What hopes do you have for how this conference theme will resonate with the field? How can interested parties help — even those who can’t attend in person?
I hope the conference will spur the field to start talking more about how we can teach critical thinking skills and multiple perspectives, how we can teach empathy and show our process. We need to tell visitors that we don’t have all of the answers, but this is how we’ve drawn certain conclusions. We must find ways to show visitors the historical evidence and challenge them to draw some conclusions from it. Visitors want our authenticity, transparency and honesty, as well as our expertise.
A few years ago, you began a writing career. Can you share a little bit about what you’ve written and how you’ve developed as a writer?
Despite my journalism degree, I honestly fell into writing. I was invited to contribute as a co-author to a museum practice book because they needed someone to write about technology and I was writing the “History Bytes” column for History News. Then, for fun, I started writing stories from my time working on the National Lewis and Clark Bicentennial exhibition.
I had some great experiences that I didn’t want to forget. I kept writing, added projects from other places I’d worked, and eventually decided to see if I could find a publisher (inspired in part by Anthony Bourdain’s Kitchen Confidential and a park service book Ranger Confidential). My seven-year labor of love became A Grizzly in the Mail and Other Adventures in American History. I’m told it’s a career memoir, but to me it’s a collection of stories that provide insight into the challenges of interpreting history at some of America’s most visited history museums. I am hoping it will encourage other public historians to share their stories. We all have interesting stories to tell.
Then at work I was presented with an opportunity to pitch a children’s book to a major publisher. While working on a new exhibition, I learned about an incredible airplane in the Air and Space Museum that few people know about. It was a grand adventure story and I was sitting on the artifact, 400+ photos and a journal in the museum’s archives. The story was begging to be written. The book, First Flight Around the World, ended up a finalist for a major national award I had never even heard of, and as a result, an agent came to me. Librarians and teachers regularly tell me they desperately want good historical nonfiction for kids. I know from personal experience that books can inspire a love of the past, so suddenly I’m trying to take advantage of this new author platform to inspire younger generations to love history, visit historic sites, and to gain an understanding of the history process. My third kids book, Star Spangled, is coming out next year.
You recently made a career change, share a little bit about that. What types of things will you be working on going forward?
As a Smithsonian employee I was regularly being approached to offer feedback on colleagues’ projects. I began trying to figure out how to contribute my expertise and experience more broadly to the history field and to find more time for writing.

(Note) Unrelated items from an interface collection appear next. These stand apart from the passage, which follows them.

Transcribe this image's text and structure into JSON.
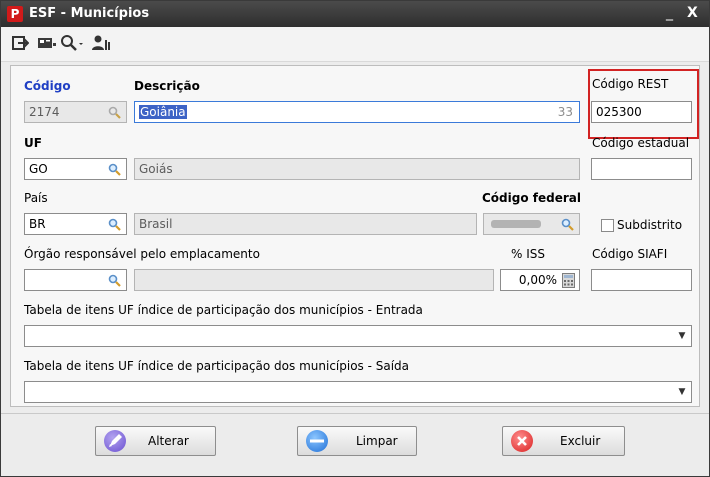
{
  "window": {
    "title": "ESF - Municípios",
    "logo_letter": "P",
    "minimize_label": "_",
    "close_label": "X"
  },
  "form": {
    "codigo": {
      "label": "Código",
      "value": "2174"
    },
    "descricao": {
      "label": "Descrição",
      "value": "Goiânia",
      "counter": "33"
    },
    "codigo_rest": {
      "label": "Código REST",
      "value": "025300"
    },
    "uf": {
      "label": "UF",
      "code": "GO",
      "name": "Goiás"
    },
    "codigo_estadual": {
      "label": "Código estadual",
      "value": ""
    },
    "pais": {
      "label": "País",
      "code": "BR",
      "name": "Brasil"
    },
    "codigo_federal": {
      "label": "Código federal"
    },
    "subdistrito": {
      "label": "Subdistrito"
    },
    "orgao": {
      "label": "Órgão responsável pelo emplacamento",
      "code": "",
      "name": ""
    },
    "iss": {
      "label": "% ISS",
      "value": "0,00%"
    },
    "siafi": {
      "label": "Código SIAFI",
      "value": ""
    },
    "tabela_entrada": {
      "label": "Tabela de itens UF índice de participação dos municípios - Entrada",
      "value": ""
    },
    "tabela_saida": {
      "label": "Tabela de itens UF índice de participação dos municípios - Saída",
      "value": ""
    }
  },
  "buttons": {
    "alterar": "Alterar",
    "limpar": "Limpar",
    "excluir": "Excluir"
  },
  "colors": {
    "title_bar": "#2e2e2e",
    "highlight_border": "#d22323",
    "label_blue": "#1f3fc4",
    "selection": "#3d63c6"
  }
}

After twenty years working in education and exhibition development at the Smithsonian and a stint on the Lewis and Clark exhibition, I recently decided to start a consulting business. I thrive on variety and so I’m hoping to work with history institutions of all shapes and sizes, including historic sites! I deeply desire to help organizations create more engaging exhibition and education products that will increase interest in the past and change some perceptions of history. We’ve got to do better at demonstrating our relevance and showing why history skills are so important. I’m ready to pull out every tool in my education tool kit to help my colleagues in a new way.
Thanks Tim! For those who are interested in Tim’s consulting business, visit his website at http://grovehistoryconsulting.com. You can learn more about Tim’s books at http://timgrove.net.
A twenty-year veteran of the nonprofit world, Bob Beatty is founder of The Lyndhurst Group, a history, museum, and nonprofit consulting firm providing community-focused engagement strategies for institutional planning, organizational assessments, and interpretive direction.